EXERCISE GOAL ▸
Repeat the whole listing exactly as it appears.
◇ ◇ ◇
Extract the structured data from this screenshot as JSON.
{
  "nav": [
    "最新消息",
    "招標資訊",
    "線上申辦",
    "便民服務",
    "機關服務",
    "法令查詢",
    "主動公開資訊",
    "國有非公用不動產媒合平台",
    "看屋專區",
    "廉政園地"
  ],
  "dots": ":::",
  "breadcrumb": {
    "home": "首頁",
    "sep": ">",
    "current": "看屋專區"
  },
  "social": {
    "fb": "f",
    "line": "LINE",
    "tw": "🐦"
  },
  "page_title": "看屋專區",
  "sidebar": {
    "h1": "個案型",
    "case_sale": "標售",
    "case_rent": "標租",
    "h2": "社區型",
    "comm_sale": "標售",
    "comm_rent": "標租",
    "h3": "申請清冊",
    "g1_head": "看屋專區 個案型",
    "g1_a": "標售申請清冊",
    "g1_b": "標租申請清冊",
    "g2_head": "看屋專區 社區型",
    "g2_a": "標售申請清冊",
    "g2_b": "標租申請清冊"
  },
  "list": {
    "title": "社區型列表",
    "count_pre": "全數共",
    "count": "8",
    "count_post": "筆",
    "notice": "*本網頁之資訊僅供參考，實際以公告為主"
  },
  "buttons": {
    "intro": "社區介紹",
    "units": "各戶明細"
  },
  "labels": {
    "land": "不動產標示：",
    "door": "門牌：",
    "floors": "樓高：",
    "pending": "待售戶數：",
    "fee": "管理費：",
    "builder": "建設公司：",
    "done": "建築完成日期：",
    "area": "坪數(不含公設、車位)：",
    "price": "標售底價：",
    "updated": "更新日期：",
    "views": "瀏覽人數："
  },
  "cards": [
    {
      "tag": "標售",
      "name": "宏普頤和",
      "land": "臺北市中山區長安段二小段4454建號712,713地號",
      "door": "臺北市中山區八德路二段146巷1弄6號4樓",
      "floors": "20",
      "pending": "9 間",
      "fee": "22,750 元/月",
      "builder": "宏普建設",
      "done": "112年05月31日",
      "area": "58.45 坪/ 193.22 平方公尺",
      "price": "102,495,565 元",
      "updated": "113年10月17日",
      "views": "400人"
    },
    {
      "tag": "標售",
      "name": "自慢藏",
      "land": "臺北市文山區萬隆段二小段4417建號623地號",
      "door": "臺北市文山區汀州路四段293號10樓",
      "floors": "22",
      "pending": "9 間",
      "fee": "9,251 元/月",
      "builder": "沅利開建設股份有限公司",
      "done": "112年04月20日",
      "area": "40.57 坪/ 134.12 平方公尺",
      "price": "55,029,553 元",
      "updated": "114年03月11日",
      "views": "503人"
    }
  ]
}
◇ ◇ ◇
SOLUTION ▸
Extract the structured data from this screenshot as JSON.
{
  "nav": [
    "最新消息",
    "招標資訊",
    "線上申辦",
    "便民服務",
    "機關服務",
    "法令查詢",
    "主動公開資訊",
    "國有非公用不動產媒合平台",
    "看屋專區",
    "廉政園地"
  ],
  "dots": ":::",
  "breadcrumb": {
    "home": "首頁",
    "sep": ">",
    "current": "看屋專區"
  },
  "social": {
    "fb": "f",
    "line": "LINE",
    "tw": "🐦"
  },
  "page_title": "看屋專區",
  "sidebar": {
    "h1": "個案型",
    "case_sale": "標售",
    "case_rent": "標租",
    "h2": "社區型",
    "comm_sale": "標售",
    "comm_rent": "標租",
    "h3": "申請清冊",
    "g1_head": "看屋專區 個案型",
    "g1_a": "標售申請清冊",
    "g1_b": "標租申請清冊",
    "g2_head": "看屋專區 社區型",
    "g2_a": "標售申請清冊",
    "g2_b": "標租申請清冊"
  },
  "list": {
    "title": "社區型列表",
    "count_pre": "全數共",
    "count": "8",
    "count_post": "筆",
    "notice": "*本網頁之資訊僅供參考，實際以公告為主"
  },
  "buttons": {
    "intro": "社區介紹",
    "units": "各戶明細"
  },
  "labels": {
    "land": "不動產標示：",
    "door": "門牌：",
    "floors": "樓高：",
    "pending": "待售戶數：",
    "fee": "管理費：",
    "builder": "建設公司：",
    "done": "建築完成日期：",
    "area": "坪數(不含公設、車位)：",
    "price": "標售底價：",
    "updated": "更新日期：",
    "views": "瀏覽人數："
  },
  "cards": [
    {
      "tag": "標售",
      "name": "宏普頤和",
      "land": "臺北市中山區長安段二小段4454建號712,713地號",
      "door": "臺北市中山區八德路二段146巷1弄6號4樓",
      "floors": "20",
      "pending": "9 間",
      "fee": "22,750 元/月",
      "builder": "宏普建設",
      "done": "112年05月31日",
      "area": "58.45 坪/ 193.22 平方公尺",
      "price": "102,495,565 元",
      "updated": "113年10月17日",
      "views": "400人"
    },
    {
      "tag": "標售",
      "name": "自慢藏",
      "land": "臺北市文山區萬隆段二小段4417建號623地號",
      "door": "臺北市文山區汀州路四段293號10樓",
      "floors": "22",
      "pending": "9 間",
      "fee": "9,251 元/月",
      "builder": "沅利開建設股份有限公司",
      "done": "112年04月20日",
      "area": "40.57 坪/ 134.12 平方公尺",
      "price": "55,029,553 元",
      "updated": "114年03月11日",
      "views": "503人"
    }
  ]
}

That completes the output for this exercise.